Hundreds of cities on earth are exposed to polluted air daily. Among the world's most affected places are fast-growing urban areas, many of them which are in Africa and Asia. While many African nations struggle with air pollution, only a few governments have enforced various formal regulations against emissions.
Poor air quality is a serious problem. Air pollution claims over 712,000 lives in Africa every year, and it is believed to cause more deaths than poor hygiene and malnutrition. The number of deaths caused by air pollution has increased by over 36% in the three decades. Cities in Nigeria, Tunisia, and South Africa rank among the thirty metropolitan areas with the poorest air quality in Africa.
Cities With The Worst Air Quality
Nigerian cities top the list of the worst polluted places in Africa, with the city of Onitsha recording over thirty times more PM10 concentration than the recommended levels. Other towns which registered over ten times the recommended level include Kaduna, Aba, and Umuahia. Nine Nigerian urban areas were ranked among the most polluted places in Africa. Air pollution is caused by things such as garbage dumps, fuel spillage, dust and the many petrol stations that sell low-quality fuel. The number of people living in places like Onitsha has doubled to over a million in a few years due to the low cost of living which means more people are breathing poisonous air. Nigeria has the highest number of open-air markets in western Africa with biggest ones found in Onitsha which have contributed to the numerous dumping sites throughout these urban areas.
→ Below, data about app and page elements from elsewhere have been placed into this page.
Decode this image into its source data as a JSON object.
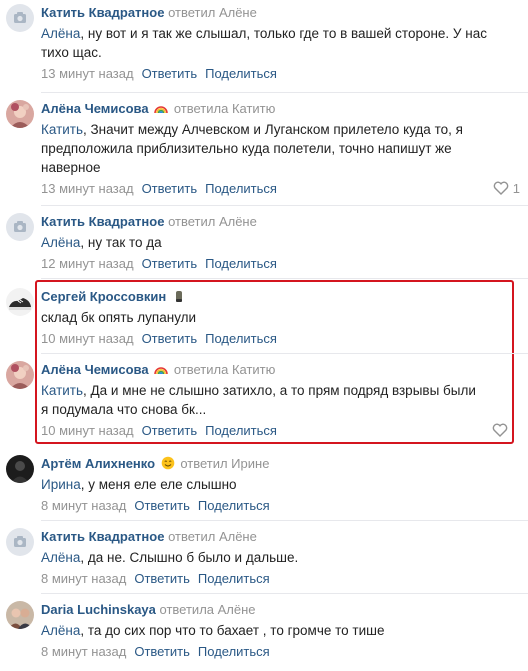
{
  "comments": [
    {
      "author": "Катить Квадратное",
      "replied": "ответил Алёне",
      "mention": "Алёна",
      "text_lines": [
        ", ну вот и я так же слышал, только где то в вашей стороне. У нас",
        "тихо щас."
      ],
      "time": "13 минут назад",
      "reply": "Ответить",
      "share": "Поделиться",
      "likes": ""
    },
    {
      "author": "Алёна Чемисова",
      "replied": "ответила Катитю",
      "mention": "Катить",
      "text_lines": [
        ", Значит между Алчевском и Луганском прилетело куда то, я",
        "предположила приблизительно куда полетели, точно напишут же",
        "наверное"
      ],
      "time": "13 минут назад",
      "reply": "Ответить",
      "share": "Поделиться",
      "likes": "1"
    },
    {
      "author": "Катить Квадратное",
      "replied": "ответил Алёне",
      "mention": "Алёна",
      "text_lines": [
        ", ну так то да"
      ],
      "time": "12 минут назад",
      "reply": "Ответить",
      "share": "Поделиться",
      "likes": ""
    },
    {
      "author": "Сергей Кроссовкин",
      "replied": "",
      "mention": "",
      "text_lines": [
        "склад бк опять лупанули"
      ],
      "time": "10 минут назад",
      "reply": "Ответить",
      "share": "Поделиться",
      "likes": ""
    },
    {
      "author": "Алёна Чемисова",
      "replied": "ответила Катитю",
      "mention": "Катить",
      "text_lines": [
        ", Да и мне не слышно затихло, а то прям подряд взрывы были",
        "я подумала что снова бк..."
      ],
      "time": "10 минут назад",
      "reply": "Ответить",
      "share": "Поделиться",
      "likes": ""
    },
    {
      "author": "Артём Алихненко",
      "replied": "ответил Ирине",
      "mention": "Ирина",
      "text_lines": [
        ", у меня еле еле слышно"
      ],
      "time": "8 минут назад",
      "reply": "Ответить",
      "share": "Поделиться",
      "likes": ""
    },
    {
      "author": "Катить Квадратное",
      "replied": "ответил Алёне",
      "mention": "Алёна",
      "text_lines": [
        ", да не. Слышно б было и дальше."
      ],
      "time": "8 минут назад",
      "reply": "Ответить",
      "share": "Поделиться",
      "likes": ""
    },
    {
      "author": "Daria Luchinskaya",
      "replied": "ответила Алёне",
      "mention": "Алёна",
      "text_lines": [
        ", та до сих пор что то бахает , то громче то тише"
      ],
      "time": "8 минут назад",
      "reply": "Ответить",
      "share": "Поделиться",
      "likes": ""
    }
  ],
  "colors": {
    "link": "#2a5885",
    "muted": "#939393",
    "highlight": "#d4151f"
  },
  "icons": [
    "camera-placeholder-icon",
    "rainbow-emoji-icon",
    "sneaker-emoji-icon",
    "smile-emoji-icon",
    "heart-icon"
  ]
}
Air pollution kills over twenty thousand South Africans every year. According to WHO, the city with the highest level of particulate matter is Hartbeespoort. Hartbeespoort’s air was the tenth most polluted in Africa and 162nd globally with a PM10 concentration of about 119 microgram/m3. The primary cause of air pollution in smaller urban areas like Hartbeespoort is the mining operations in the region as well as its proximity to Tshwane and Johannesburg.
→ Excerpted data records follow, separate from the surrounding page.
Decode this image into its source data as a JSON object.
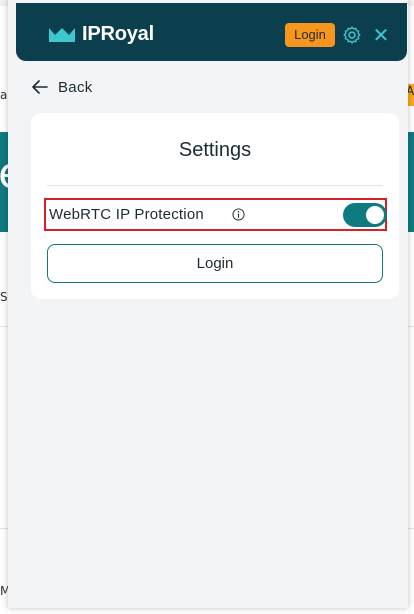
{
  "background": {
    "letter_big": "e",
    "letter_s1": "a",
    "letter_s2": "S",
    "letter_m": "M",
    "orange_text": "A"
  },
  "header": {
    "brand": "IPRoyal",
    "login_label": "Login",
    "close_glyph": "✕",
    "icons": {
      "logo": "crown-logo-icon",
      "settings": "gear-icon",
      "close": "close-icon"
    },
    "colors": {
      "header_bg": "#0b3f4d",
      "accent": "#3ec7cf",
      "login_bg": "#f7951d"
    }
  },
  "nav": {
    "back_label": "Back"
  },
  "settings": {
    "title": "Settings",
    "webrtc": {
      "label": "WebRTC IP Protection",
      "enabled": true
    },
    "login_button": "Login"
  }
}
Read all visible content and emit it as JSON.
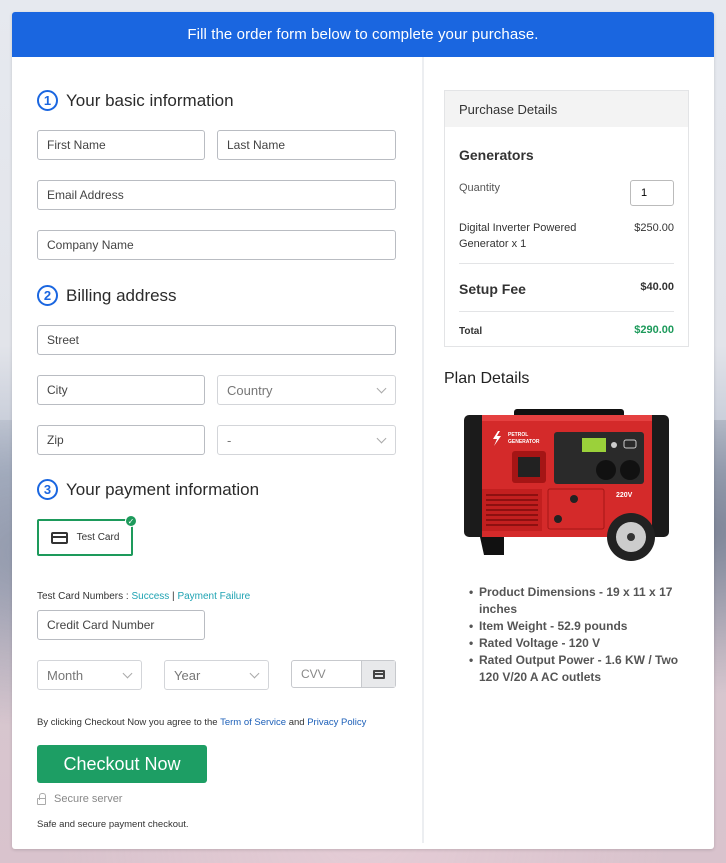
{
  "banner": {
    "text": "Fill the order form below to complete your purchase."
  },
  "sections": {
    "basic": {
      "number": "1",
      "title": "Your basic information"
    },
    "billing": {
      "number": "2",
      "title": "Billing address"
    },
    "payment": {
      "number": "3",
      "title": "Your payment information"
    }
  },
  "fields": {
    "first_name": {
      "placeholder": "First Name"
    },
    "last_name": {
      "placeholder": "Last Name"
    },
    "email": {
      "placeholder": "Email Address"
    },
    "company": {
      "placeholder": "Company Name"
    },
    "street": {
      "placeholder": "Street"
    },
    "city": {
      "placeholder": "City"
    },
    "country": {
      "selected": "Country"
    },
    "zip": {
      "placeholder": "Zip"
    },
    "state": {
      "selected": "-"
    },
    "card_number": {
      "placeholder": "Credit Card Number"
    },
    "month": {
      "selected": "Month"
    },
    "year": {
      "selected": "Year"
    },
    "cvv": {
      "placeholder": "CVV"
    }
  },
  "payment": {
    "method_label": "Test Card",
    "test_numbers_label": "Test Card Numbers : ",
    "success_link": "Success",
    "separator": " | ",
    "failure_link": "Payment Failure"
  },
  "terms": {
    "prefix": "By clicking Checkout Now you agree to the ",
    "tos_link": "Term of Service",
    "and": " and ",
    "privacy_link": "Privacy Policy"
  },
  "checkout": {
    "button_label": "Checkout Now",
    "secure_label": "Secure server",
    "safe_text": "Safe and secure payment checkout."
  },
  "purchase": {
    "header": "Purchase Details",
    "category": "Generators",
    "quantity_label": "Quantity",
    "quantity_value": "1",
    "item_name_line1": "Digital Inverter Powered",
    "item_name_line2": "Generator x 1",
    "item_price": "$250.00",
    "setup_fee_label": "Setup Fee",
    "setup_fee_value": "$40.00",
    "total_label": "Total",
    "total_value": "$290.00"
  },
  "plan": {
    "title": "Plan Details",
    "image_text_brand": "PETROL",
    "image_text_brand2": "GENERATOR",
    "image_text_voltage": "220V",
    "specs": [
      "Product Dimensions - 19 x 11 x 17 inches",
      "Item Weight - 52.9 pounds",
      "Rated Voltage - 120 V",
      "Rated Output Power - 1.6 KW / Two 120 V/20 A AC outlets"
    ]
  },
  "colors": {
    "primary": "#1a66e0",
    "success": "#1d9e64",
    "total": "#1d9a5b"
  }
}
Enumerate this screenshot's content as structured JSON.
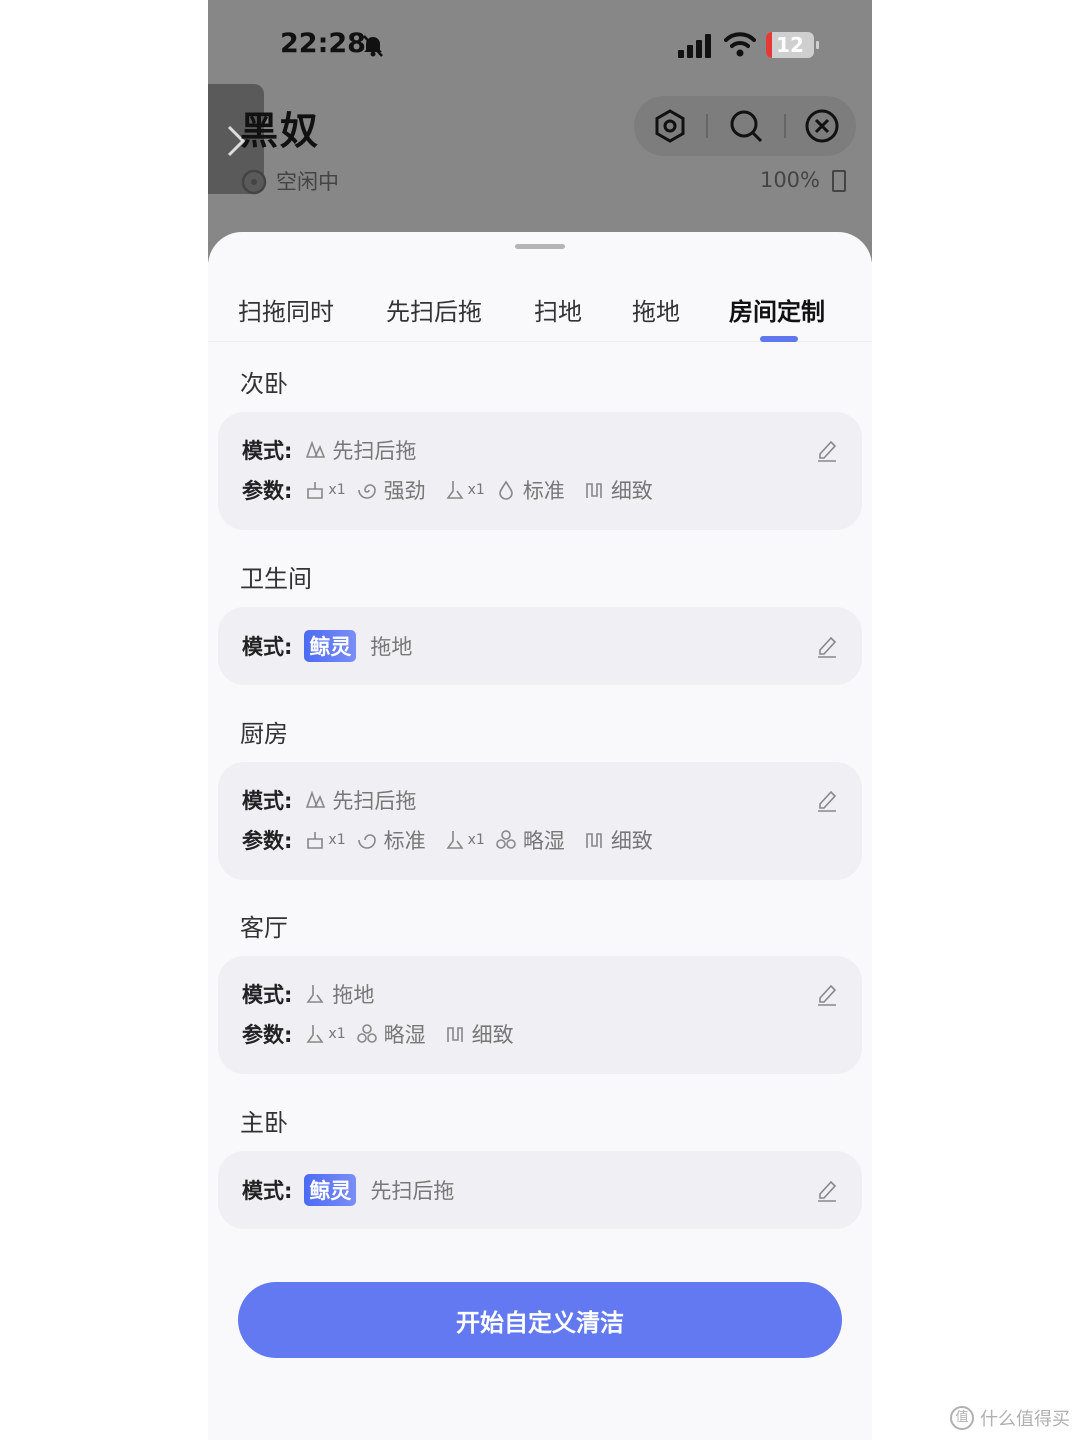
{
  "status_bar": {
    "time": "22:28",
    "battery_level": "12",
    "icons": [
      "bell-off-icon",
      "signal-icon",
      "wifi-icon",
      "battery-icon"
    ]
  },
  "header": {
    "device_name": "黑奴",
    "status": "空闲中",
    "battery": "100%",
    "actions": [
      "settings-icon",
      "search-icon",
      "close-icon"
    ]
  },
  "tabs": [
    {
      "label": "扫拖同时",
      "active": false
    },
    {
      "label": "先扫后拖",
      "active": false
    },
    {
      "label": "扫地",
      "active": false
    },
    {
      "label": "拖地",
      "active": false
    },
    {
      "label": "房间定制",
      "active": true
    }
  ],
  "labels": {
    "mode": "模式:",
    "params": "参数:",
    "whale_badge": "鲸灵"
  },
  "rooms": [
    {
      "name": "次卧",
      "mode": "先扫后拖",
      "params": [
        {
          "icon": "sweep-icon",
          "text": "x1"
        },
        {
          "icon": "suction-icon",
          "text": "强劲"
        },
        {
          "icon": "mop-icon",
          "text": "x1"
        },
        {
          "icon": "water-icon",
          "text": "标准"
        },
        {
          "icon": "route-icon",
          "text": "细致"
        }
      ]
    },
    {
      "name": "卫生间",
      "mode": "拖地"
    },
    {
      "name": "厨房",
      "mode": "先扫后拖",
      "params": [
        {
          "icon": "sweep-icon",
          "text": "x1"
        },
        {
          "icon": "suction-icon",
          "text": "标准"
        },
        {
          "icon": "mop-icon",
          "text": "x1"
        },
        {
          "icon": "water-icon",
          "text": "略湿"
        },
        {
          "icon": "route-icon",
          "text": "细致"
        }
      ]
    },
    {
      "name": "客厅",
      "mode": "拖地",
      "params": [
        {
          "icon": "mop-icon",
          "text": "x1"
        },
        {
          "icon": "water-icon",
          "text": "略湿"
        },
        {
          "icon": "route-icon",
          "text": "细致"
        }
      ]
    },
    {
      "name": "主卧",
      "mode": "先扫后拖"
    }
  ],
  "start_button": "开始自定义清洁",
  "watermark": "什么值得买",
  "colors": {
    "accent": "#6279f1",
    "card_bg": "#f0f0f4",
    "overlay": "#878787"
  }
}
Johannesburg’s air is the second most polluted in South Africa with a PM10 level of 85.5 microgram/m3 followed by Tshwane/Pretoria, Mpumalanga, and Vereeniging. Numerous coal power plants, the burning of household wastes, industrial activities and insufficient modes of transport account for pollution in some of the big South African cities like Mpumalanga, Pretoria, and Johannesburg. The most polluted provinces in South Africa are Mpumalanga and Gauteng.
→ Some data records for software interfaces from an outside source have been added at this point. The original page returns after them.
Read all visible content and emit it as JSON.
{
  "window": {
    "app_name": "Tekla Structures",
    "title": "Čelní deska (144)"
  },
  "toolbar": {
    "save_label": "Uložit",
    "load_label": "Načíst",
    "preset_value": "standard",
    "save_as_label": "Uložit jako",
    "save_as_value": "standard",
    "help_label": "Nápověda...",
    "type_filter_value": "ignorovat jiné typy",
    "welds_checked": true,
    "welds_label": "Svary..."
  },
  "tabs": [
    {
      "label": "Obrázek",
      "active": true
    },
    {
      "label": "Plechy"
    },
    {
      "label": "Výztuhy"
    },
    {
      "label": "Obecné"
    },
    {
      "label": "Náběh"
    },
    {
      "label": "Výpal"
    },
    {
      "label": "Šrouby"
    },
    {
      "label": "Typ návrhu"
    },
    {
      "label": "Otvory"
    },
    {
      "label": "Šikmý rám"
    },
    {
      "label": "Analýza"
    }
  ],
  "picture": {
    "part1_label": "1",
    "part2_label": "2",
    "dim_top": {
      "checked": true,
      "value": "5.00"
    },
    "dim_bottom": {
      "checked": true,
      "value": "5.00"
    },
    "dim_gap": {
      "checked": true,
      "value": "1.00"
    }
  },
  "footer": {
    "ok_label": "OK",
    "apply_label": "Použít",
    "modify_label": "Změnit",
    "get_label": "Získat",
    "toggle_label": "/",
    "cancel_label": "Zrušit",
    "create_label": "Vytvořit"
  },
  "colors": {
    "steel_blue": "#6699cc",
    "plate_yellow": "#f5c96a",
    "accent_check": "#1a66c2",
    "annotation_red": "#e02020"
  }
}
The latest air pollution report by WHO confirmed that Tunisia has a high concentration of particulate matter that is affecting the lives of many Tunisians. Although none of their urban areas made it to top ten, air pollution still affect many of the country's towns, especially the coastal cities. Tunis has a high PM10 mean of about 90 microgram/m3. Other Tunisian states with high particulate matter levels include Sfax, Bizerte, and Sousse. The leading cause of pollution in Tunisia is industrial and vehicle emissions.
Lingering Effects of Air Pollution
The issue of air pollution is not affecting developing nations alone. Even citizens of developed states in Europe and Asia are breathing polluted air. The effects of air pollution are quite the same throughout the globe. Some of the long-term health effects include lung cancer, respiratory diseases, heart diseases and severe damage to the kidney, liver and nervous system. The short-term health effects include nausea, bronchitis, headaches, asthma attacks, and irritation of the throat, nose, and eyes. Presence of these particulates in the air can result in acid rain or smog which can damage water bodies, plants, and soil.